DUMBO—Curbed's favorite pie-in-the-sky idea for summer fun—+Pool, a cross-shaped contraption plunked into the East River that would filter surrounding water to make it swimmable—needs more funding to keep its feasibility studies and other plans afloat. So the team is hosting its first benefit on October 29 from 7 to 10 p.m. at Jane's Carousel. Tickets start at $200 a pop. [CurbedWire Inbox; previously]

GREENWICH VILLAGE—Today, a court ruled in favor of NYU, giving the university the green light to move forward with its $6 billion expansion plan. The opponents said they will be appealing the decision, which found that "implied" park land is not actually park land, and therefore, NYU can build on it. Now the opponents have released a statement, courtesy the Greenwich Village Society for Historic Preservation. [CurbedWire Inbox; previously]

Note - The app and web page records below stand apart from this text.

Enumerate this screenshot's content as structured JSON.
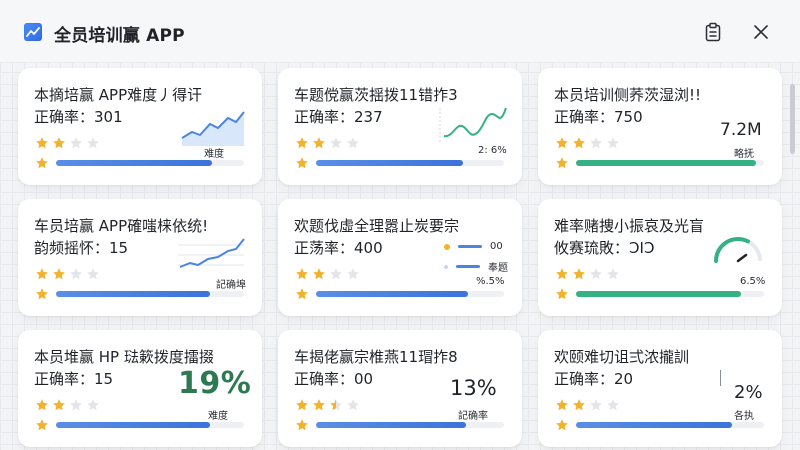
{
  "window": {
    "title": "全员培训赢 APP",
    "icons": {
      "app": "chart-line-icon",
      "clipboard": "clipboard-icon",
      "close": "close-icon"
    }
  },
  "colors": {
    "accent_blue": "#3b73d9",
    "accent_green": "#35b184",
    "star_gold": "#f3b22b"
  },
  "cards": [
    {
      "title": "本摘培赢 APP难度丿得讦",
      "accuracy": "正确率：301",
      "stars": 2,
      "progress": 0.83,
      "bar_color": "blue",
      "widget": {
        "type": "area",
        "label": "难度"
      }
    },
    {
      "title": "车题傥赢茨揺拨11错拃3",
      "accuracy": "正确率：237",
      "stars": 2,
      "progress": 0.78,
      "bar_color": "blue",
      "widget": {
        "type": "line-green",
        "label": "2: 6%"
      }
    },
    {
      "title": "本员培训侧荞茨湿浏!!",
      "accuracy": "正确率：750",
      "stars": 2,
      "progress": 0.96,
      "bar_color": "green",
      "widget": {
        "type": "value",
        "value": "7.2M",
        "label": "略抚"
      }
    },
    {
      "title": "车员培赢 APP確嗤梾依统!",
      "accuracy": "韵频摇怀：15",
      "stars": 2,
      "progress": 0.82,
      "bar_color": "blue",
      "widget": {
        "type": "line-grid",
        "label": "記确埠"
      }
    },
    {
      "title": "欢题伐虛全理嚣止炭要宗",
      "accuracy": "正荡率：400",
      "stars": 2,
      "progress": 0.81,
      "bar_color": "blue",
      "widget": {
        "type": "legend",
        "legend": [
          {
            "label": "00",
            "color": "#f3b22b"
          },
          {
            "label": "奉题",
            "color": "#4b84e3"
          }
        ],
        "label": "%.5%"
      }
    },
    {
      "title": "难率赌捜小振哀及光盲",
      "accuracy": "攸赛琉敗：ϽΙϽ",
      "stars": 2,
      "progress": 0.88,
      "bar_color": "green",
      "widget": {
        "type": "gauge",
        "value": 0.65,
        "label": "6.5%"
      }
    },
    {
      "title": "本员堆赢 HP 琺簌拨度擂掇",
      "accuracy": "正确率：15",
      "stars": 2,
      "progress": 0.82,
      "bar_color": "blue",
      "widget": {
        "type": "percent",
        "value": "19%",
        "label": "难度"
      }
    },
    {
      "title": "车揭佬赢宗椎燕11瑁拃8",
      "accuracy": "正确率：00",
      "stars": 2.5,
      "progress": 0.8,
      "bar_color": "blue",
      "widget": {
        "type": "big-num",
        "value": "13%",
        "label": "記确率"
      }
    },
    {
      "title": "欢颐难切诅弍浓攏訓",
      "accuracy": "正确率：20",
      "stars": 2,
      "progress": 0.83,
      "bar_color": "blue",
      "widget": {
        "type": "small-num",
        "value": "2%",
        "label": "各执"
      }
    }
  ]
}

We believe the First Department panel made the wrong decision today in overturning Supreme Court Justice Donna Mills' decision preserving and protecting New York City parkland, and allowing the City to give this land away to NYU for its deeply unpopular and bloated expansion plan. We will be working with our co-plaintiffs and our lawyers to appeal this wrong-headed decision as soon as possible. It's deeply ironic that this decision came down just days after it was revealed that the plan will allow space which was supposed to be allotted for a public school to be taken by NYU -- amounting to an even greater giveaway of public resources to the university as part of this development scheme. Supreme Court Justice Donna Mills was correct in identifying this much-needed public green space as parkland which cannot be alienated by the City or NYU. We continue to believe that the sanctity of this principle should be upheld, and we are confident that it will be upon appeal. Since the City Council, City Planning Commission, and Borough President first gave away public park space to NYU, and overturned long-standing deed restrictions, zoning protections, and open space preservation requirements to allow NYU to move ahead with its massive plan, we knew we were up against a lot. But I believe that in the end the best interests of the City, the Village, and even the university, as articulated by its faculty, workers, and students who oppose this plan, will prevail, and the courts will halt NYU 2031.